LAS VEGAS (KLAS) — Over the last few years school police have had to use pepper spray and tasers on campus, but Clark County School District data shows there has been a decline in officers deploying pepper spray.

This week, Clark County School District Police officers used pepper spray after a large fight at Las Vegas High School.

A district source told 8 News Now nearly two dozen students were involved in that fight on Wednesday overpowering administrators.

Students and adults were hit with pepper spray, and authorities suspect it was gang-related.

Las Vegas High School’s principal issued a statement, saying the incident serves as an important reminder that students should obey instructions when told.

One student described what they saw.

“Two people got hit straight in the eyes, same with the teachers,” Mackenzie said. 8 News Now is only using her first name. “Coming from a more quiet school back at home to come to this, kids are getting hit to the point where pepper spray is needed?”

The school district collects data on the number of times CCSDPD has had to use force. In the 2019-2020 school year, officers used pepper spray 30 times and a taser six times.

Skipping the pandemic year, in 2021-2022 pepper spray was used 52 times and a taser four times.

Moreover in the 2022-2023 school year, data, which is not fully complete, shows officers deployed pepper spray 8 times and a taser twice.

CCSDPD Chief Mike Blackeye testified before Nevada lawmakers on March 22 and he told them his officers are being trained to decrease pepper spray usage. Tasers were mostly used on adults.

“I had noticed from watching those videos that our officers, that they weren’t talking. I remember telling them it seemed like some of them were struck mute when they were approaching fights and things like that,” Chief Blackeye said.

Blackeye said he instructed his officers to identify themselves when they arrived on the scene. He stressed how important it is for officers to build positive relationships with students as a way to improve behavior.

“It’s just my belief that if we are teaching our kids better ways to solve their problems than violence. I believe they will look at it as not more than just a threat,” Blackeye said.

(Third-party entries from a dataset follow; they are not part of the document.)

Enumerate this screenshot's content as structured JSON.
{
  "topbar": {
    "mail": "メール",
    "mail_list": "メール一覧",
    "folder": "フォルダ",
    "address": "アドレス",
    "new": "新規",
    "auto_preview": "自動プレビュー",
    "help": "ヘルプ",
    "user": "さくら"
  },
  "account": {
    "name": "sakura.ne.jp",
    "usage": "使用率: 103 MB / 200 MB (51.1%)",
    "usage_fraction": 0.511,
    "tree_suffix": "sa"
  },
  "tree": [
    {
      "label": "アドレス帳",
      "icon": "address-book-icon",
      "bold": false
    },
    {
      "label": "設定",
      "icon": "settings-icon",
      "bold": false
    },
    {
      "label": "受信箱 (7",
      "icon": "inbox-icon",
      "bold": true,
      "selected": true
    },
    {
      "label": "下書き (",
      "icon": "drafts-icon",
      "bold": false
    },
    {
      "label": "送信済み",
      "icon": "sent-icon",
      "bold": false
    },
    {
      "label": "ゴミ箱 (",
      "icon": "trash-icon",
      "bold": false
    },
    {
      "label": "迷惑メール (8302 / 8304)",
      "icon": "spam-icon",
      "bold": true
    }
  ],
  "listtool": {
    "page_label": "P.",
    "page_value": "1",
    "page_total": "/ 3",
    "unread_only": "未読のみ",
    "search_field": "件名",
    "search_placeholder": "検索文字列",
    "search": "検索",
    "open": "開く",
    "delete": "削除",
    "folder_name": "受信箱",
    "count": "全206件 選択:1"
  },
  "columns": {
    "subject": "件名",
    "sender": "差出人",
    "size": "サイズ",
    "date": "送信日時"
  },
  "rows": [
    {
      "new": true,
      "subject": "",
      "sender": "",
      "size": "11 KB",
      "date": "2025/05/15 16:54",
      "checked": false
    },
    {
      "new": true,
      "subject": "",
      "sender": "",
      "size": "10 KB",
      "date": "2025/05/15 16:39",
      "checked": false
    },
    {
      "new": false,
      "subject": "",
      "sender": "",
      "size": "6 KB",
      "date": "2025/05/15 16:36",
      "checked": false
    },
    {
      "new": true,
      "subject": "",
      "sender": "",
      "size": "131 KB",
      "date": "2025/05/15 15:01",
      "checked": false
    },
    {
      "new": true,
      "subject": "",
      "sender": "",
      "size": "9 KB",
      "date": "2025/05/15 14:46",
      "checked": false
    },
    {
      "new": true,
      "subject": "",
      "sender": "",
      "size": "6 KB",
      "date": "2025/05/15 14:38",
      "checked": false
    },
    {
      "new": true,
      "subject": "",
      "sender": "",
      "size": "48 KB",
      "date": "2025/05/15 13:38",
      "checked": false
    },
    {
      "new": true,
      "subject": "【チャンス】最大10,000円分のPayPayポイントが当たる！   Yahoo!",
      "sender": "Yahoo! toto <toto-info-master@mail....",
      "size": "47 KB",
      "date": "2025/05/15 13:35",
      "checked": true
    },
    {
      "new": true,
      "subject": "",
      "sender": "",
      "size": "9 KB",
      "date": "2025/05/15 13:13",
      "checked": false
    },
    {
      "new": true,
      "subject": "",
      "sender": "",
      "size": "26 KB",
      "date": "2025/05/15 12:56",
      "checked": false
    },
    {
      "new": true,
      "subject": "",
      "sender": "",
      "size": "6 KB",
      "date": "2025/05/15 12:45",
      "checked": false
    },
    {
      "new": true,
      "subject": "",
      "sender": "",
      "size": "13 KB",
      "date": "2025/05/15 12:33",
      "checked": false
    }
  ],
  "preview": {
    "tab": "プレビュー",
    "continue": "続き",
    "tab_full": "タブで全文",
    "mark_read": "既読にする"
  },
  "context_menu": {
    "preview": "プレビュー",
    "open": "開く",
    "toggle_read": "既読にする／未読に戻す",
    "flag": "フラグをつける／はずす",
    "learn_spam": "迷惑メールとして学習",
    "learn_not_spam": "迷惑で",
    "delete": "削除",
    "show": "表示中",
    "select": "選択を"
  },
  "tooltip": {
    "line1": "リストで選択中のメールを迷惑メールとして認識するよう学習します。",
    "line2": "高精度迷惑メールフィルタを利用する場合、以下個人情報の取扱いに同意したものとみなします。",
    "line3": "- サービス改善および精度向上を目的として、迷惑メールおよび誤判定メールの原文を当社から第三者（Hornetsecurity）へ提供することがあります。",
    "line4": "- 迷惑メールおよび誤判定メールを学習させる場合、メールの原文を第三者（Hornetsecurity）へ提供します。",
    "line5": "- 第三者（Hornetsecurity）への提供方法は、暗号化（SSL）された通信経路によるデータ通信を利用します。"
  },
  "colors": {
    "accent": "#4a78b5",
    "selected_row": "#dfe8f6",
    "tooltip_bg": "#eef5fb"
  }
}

A source within CCSD said fights continued on Thursday at Las Vegas High School, but pepper spray was not used.